Our Heroes Live On After They're Gone
When we’re young, our heroes are larger than life itself. My first hero was my hard-working father. Growing up in the Poconos in a baseball family, Mike Schmidt of the Phillies was another. I can still remember my first Phillies game back in 1982 like it was yesterday. Bo Diaz hit a pedestrian pop fly to center and it was viewed in Herculean proportions from the eyes of an 8-year old. There were no home runs that day so that’s all I have…a Bo Diaz pop to center.
Inevitably, I was bit by the car bug and Mario Andretti, Rick Mears, Don Garlits and Ayrton Senna became heroes via my living room television. Thirty miles to the northeast of that living room stood Pocono Raceway. My older brother was a big Dale Earnhardt Sr. fan and as younger brothers tend to do, they follow the elder’s example. My NASCAR world became all-things Chevy and all-things Dale Earnhardt Sr.
One moment that registers strongly was the morning I met Dale. It was back in 1992 when he was visiting a local Chevy dealership for an autograph session. At the time, my brother was locked into working his 9-5. Since I was in college, it was deemed more sensible for me to take one for the team and miss the day’s classes. I can still remember my best friend’s father seeing me in town that morning. From halfway down the block he yelled, “Will, get to school!”

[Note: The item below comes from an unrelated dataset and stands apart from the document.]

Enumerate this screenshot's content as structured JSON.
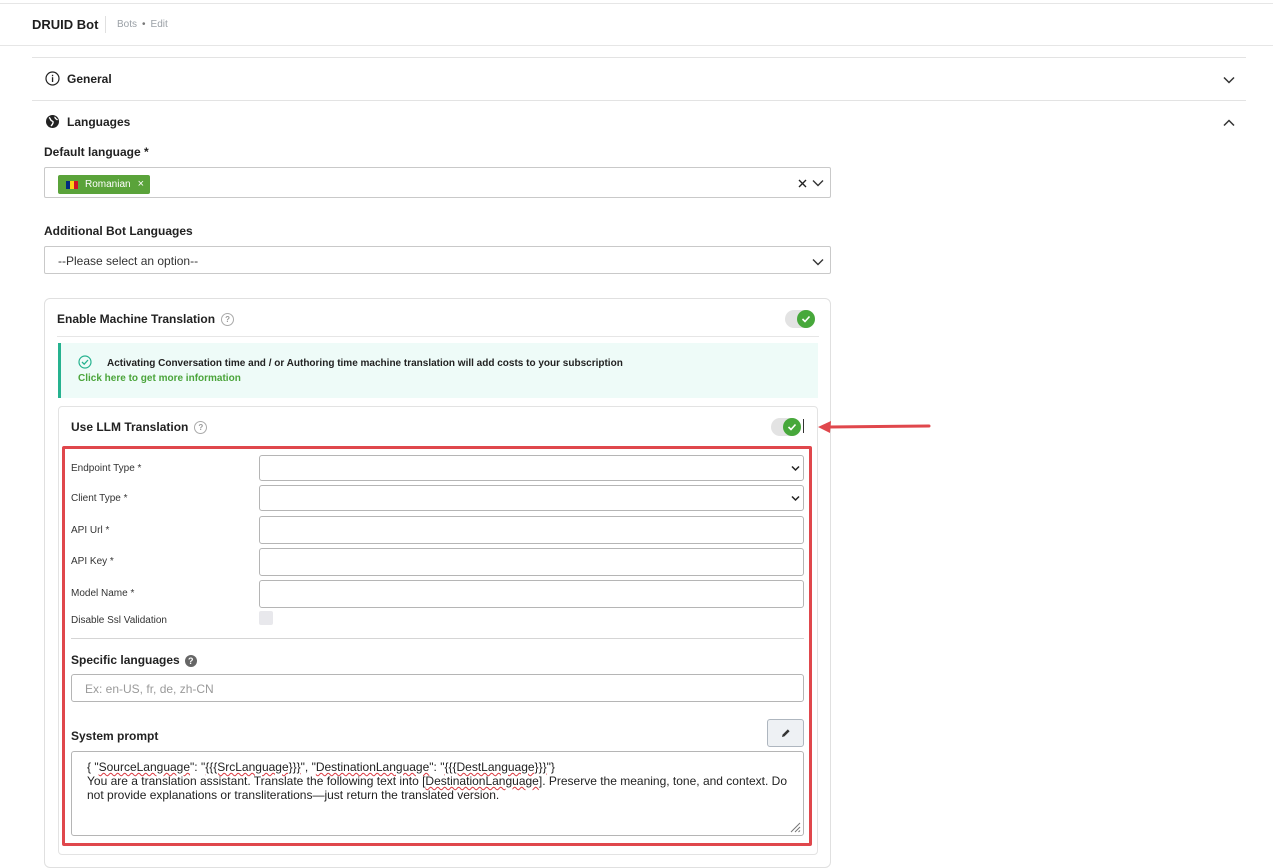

In my mind, those words cemented that I was going into uncharted waters. I was going against the grain. It was far from normal for me skip classes but heck, I’m going to see the Intimidator.

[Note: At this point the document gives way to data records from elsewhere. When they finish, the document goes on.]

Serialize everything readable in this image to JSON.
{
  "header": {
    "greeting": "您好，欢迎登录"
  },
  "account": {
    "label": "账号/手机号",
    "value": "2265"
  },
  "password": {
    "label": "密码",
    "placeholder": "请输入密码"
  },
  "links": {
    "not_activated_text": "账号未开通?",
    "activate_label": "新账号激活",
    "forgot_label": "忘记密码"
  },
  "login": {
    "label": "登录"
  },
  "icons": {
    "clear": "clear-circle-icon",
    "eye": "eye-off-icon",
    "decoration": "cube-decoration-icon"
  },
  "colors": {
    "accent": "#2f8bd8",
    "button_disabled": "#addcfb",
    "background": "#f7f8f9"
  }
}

By the time I arrived, the line was already snaking through every single row of cars in the dealership. There was no way that I’d get that autograph if I held my position. It was time to improvise. I walked about 30 feet from the front of the line and inconspicuously entered between 2 groups. This wasn’t the line at the ballet. These were passionate NASCAR fans...that may or may not have been drinking before noon. They had been in line for 4 hours. Line jumpers could be sent to the scrap heap.
About 30 minutes were between me and the autograph. Could I survive the careful dance of NASCAR conversation between the groups...without them discovering that I didn’t arrive with either group? Suddenly, we all heard then saw the all-black Chevy Lumina Z34 pulling into a garage bay. The coast was clear and the line started moving. Uninjured, I escaped with Dale’s autograph on my brother’s #3 flag. When Dale looked at me, I shook his hand and wished him the best in the upcoming race. Going against the grain produced a day to be remembered forever.
It’s a big weekend for NASCAR. This Saturday marks the anniversary of NASCAR’s incorporation - all the way back in 1948. It’s also the start of new season at its crown jewel track, Daytona. If you catch the action, you’ll be reminded of the passing of Dale Earnhardt Sr. at this track 14 years ago. Lapses in safety that were exposed during this fatal crash have resulted in improvements that are saving lives in today’s world of racing.
Even after they’re gone, our heroes continue to inspire. Dale Sr. continues to fuel my competitive fire. Here’s a special quote from the man. “It's a never-ending battle of making your cars better and also trying to be better yourself.” As an automotive enthusiast, these are words to live by.